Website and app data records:
····················
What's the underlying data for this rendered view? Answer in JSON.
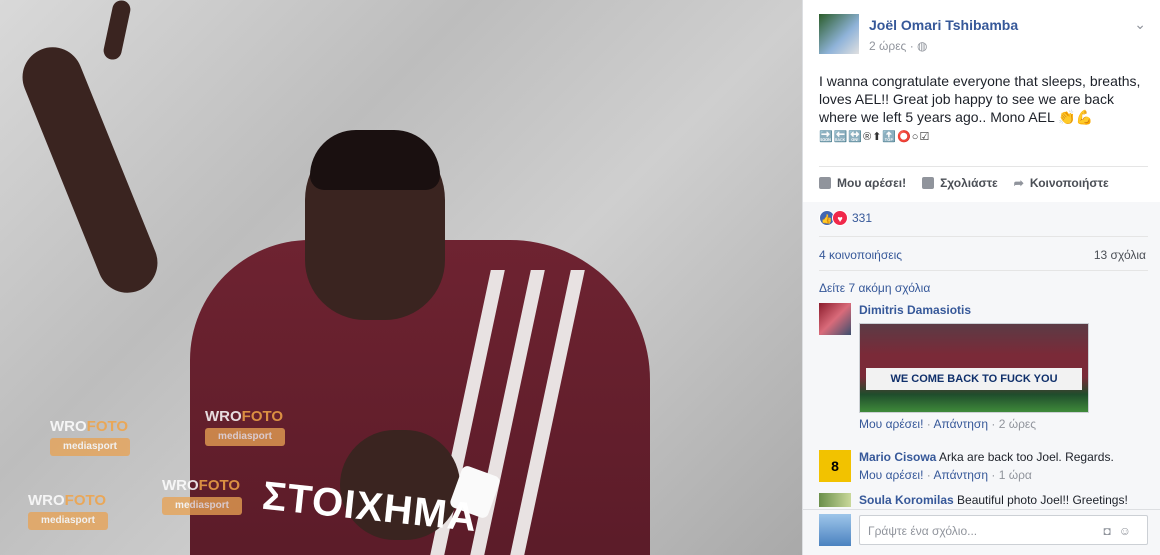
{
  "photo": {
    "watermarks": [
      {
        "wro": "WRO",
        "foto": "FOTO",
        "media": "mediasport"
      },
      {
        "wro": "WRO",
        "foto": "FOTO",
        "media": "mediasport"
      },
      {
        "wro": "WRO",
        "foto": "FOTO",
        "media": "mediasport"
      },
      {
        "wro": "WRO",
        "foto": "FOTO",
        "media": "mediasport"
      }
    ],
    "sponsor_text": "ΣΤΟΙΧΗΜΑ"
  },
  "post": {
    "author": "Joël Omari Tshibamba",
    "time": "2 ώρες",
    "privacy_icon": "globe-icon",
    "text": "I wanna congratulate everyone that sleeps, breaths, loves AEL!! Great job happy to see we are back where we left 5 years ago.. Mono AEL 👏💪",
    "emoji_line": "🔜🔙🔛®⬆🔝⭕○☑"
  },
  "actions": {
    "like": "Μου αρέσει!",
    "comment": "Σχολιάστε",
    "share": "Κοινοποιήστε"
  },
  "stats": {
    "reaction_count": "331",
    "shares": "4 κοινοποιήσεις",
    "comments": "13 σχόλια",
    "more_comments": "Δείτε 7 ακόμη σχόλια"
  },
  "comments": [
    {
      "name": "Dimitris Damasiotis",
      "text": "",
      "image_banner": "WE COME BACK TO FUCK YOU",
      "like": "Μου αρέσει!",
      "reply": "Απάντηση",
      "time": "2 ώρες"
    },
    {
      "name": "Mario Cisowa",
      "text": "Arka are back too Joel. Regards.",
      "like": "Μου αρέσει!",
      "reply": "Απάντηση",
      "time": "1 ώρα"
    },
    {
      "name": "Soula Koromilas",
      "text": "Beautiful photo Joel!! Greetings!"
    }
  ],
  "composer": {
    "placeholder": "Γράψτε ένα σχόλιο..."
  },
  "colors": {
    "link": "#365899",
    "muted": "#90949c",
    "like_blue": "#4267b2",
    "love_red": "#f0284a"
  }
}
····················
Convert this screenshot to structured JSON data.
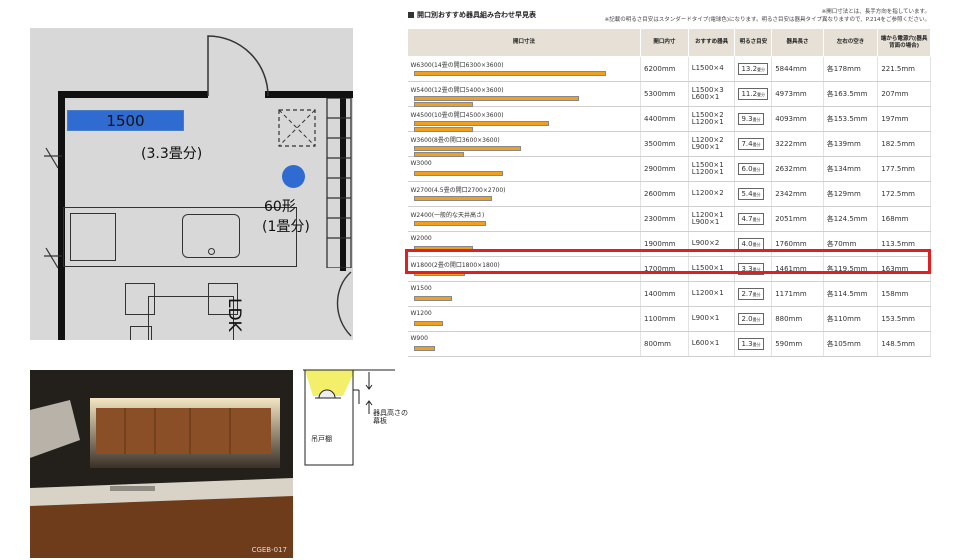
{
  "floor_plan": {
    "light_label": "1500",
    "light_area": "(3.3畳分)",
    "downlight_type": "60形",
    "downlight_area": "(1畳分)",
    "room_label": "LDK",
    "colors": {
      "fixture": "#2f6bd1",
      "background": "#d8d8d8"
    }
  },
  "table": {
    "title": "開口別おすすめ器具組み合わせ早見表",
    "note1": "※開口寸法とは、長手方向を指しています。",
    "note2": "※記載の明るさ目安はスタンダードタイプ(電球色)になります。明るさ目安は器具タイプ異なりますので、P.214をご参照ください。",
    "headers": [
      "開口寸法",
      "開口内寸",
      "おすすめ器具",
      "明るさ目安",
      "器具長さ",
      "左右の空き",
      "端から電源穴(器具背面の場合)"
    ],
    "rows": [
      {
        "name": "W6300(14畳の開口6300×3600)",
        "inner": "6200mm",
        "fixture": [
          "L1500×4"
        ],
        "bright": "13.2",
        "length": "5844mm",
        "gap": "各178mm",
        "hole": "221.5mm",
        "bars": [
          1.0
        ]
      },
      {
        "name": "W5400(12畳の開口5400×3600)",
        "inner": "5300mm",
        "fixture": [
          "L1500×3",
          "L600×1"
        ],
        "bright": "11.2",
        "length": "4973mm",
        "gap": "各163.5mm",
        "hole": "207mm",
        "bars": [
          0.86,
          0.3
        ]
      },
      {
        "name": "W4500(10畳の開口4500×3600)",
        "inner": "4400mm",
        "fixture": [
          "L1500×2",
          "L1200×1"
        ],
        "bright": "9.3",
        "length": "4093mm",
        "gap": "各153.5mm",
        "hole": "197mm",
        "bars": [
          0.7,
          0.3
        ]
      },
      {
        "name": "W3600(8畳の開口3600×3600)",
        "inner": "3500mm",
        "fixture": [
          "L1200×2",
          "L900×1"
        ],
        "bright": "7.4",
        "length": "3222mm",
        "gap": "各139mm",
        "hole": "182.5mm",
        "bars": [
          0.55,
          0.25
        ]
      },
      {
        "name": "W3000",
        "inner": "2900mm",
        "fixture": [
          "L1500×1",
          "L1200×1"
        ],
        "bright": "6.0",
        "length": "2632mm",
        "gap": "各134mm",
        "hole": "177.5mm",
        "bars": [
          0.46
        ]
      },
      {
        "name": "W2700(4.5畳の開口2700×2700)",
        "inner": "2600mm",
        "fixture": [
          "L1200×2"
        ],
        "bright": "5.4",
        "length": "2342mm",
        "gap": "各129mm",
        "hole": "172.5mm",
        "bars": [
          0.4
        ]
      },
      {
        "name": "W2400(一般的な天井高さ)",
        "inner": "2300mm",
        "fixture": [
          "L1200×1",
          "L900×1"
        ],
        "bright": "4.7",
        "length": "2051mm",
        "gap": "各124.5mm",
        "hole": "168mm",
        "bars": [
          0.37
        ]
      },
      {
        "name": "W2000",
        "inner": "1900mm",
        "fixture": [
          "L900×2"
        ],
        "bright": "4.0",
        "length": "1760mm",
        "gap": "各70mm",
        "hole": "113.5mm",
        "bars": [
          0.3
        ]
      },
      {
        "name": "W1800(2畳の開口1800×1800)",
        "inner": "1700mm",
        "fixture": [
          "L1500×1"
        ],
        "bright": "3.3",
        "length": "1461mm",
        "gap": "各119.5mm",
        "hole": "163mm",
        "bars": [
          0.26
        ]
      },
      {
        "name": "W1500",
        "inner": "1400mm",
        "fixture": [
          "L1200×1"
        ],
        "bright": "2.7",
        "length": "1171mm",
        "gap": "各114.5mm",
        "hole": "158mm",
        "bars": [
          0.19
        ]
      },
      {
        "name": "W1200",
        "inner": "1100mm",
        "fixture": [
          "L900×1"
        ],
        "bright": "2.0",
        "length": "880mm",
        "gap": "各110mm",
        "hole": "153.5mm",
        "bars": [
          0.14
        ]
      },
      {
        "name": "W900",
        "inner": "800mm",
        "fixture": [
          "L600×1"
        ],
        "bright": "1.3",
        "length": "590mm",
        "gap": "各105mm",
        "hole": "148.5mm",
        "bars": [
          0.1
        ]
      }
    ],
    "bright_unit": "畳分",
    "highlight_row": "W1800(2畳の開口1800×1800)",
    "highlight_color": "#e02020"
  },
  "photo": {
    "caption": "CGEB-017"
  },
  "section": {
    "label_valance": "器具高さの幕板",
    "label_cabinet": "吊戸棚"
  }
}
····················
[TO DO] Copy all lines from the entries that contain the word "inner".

[EXPECTED ANSWER]
        "inner": "6200mm",
        "inner": "5300mm",
        "inner": "4400mm",
        "inner": "3500mm",
        "inner": "2900mm",
        "inner": "2600mm",
        "inner": "2300mm",
        "inner": "1900mm",
        "inner": "1700mm",
        "inner": "1400mm",
        "inner": "1100mm",
        "inner": "800mm",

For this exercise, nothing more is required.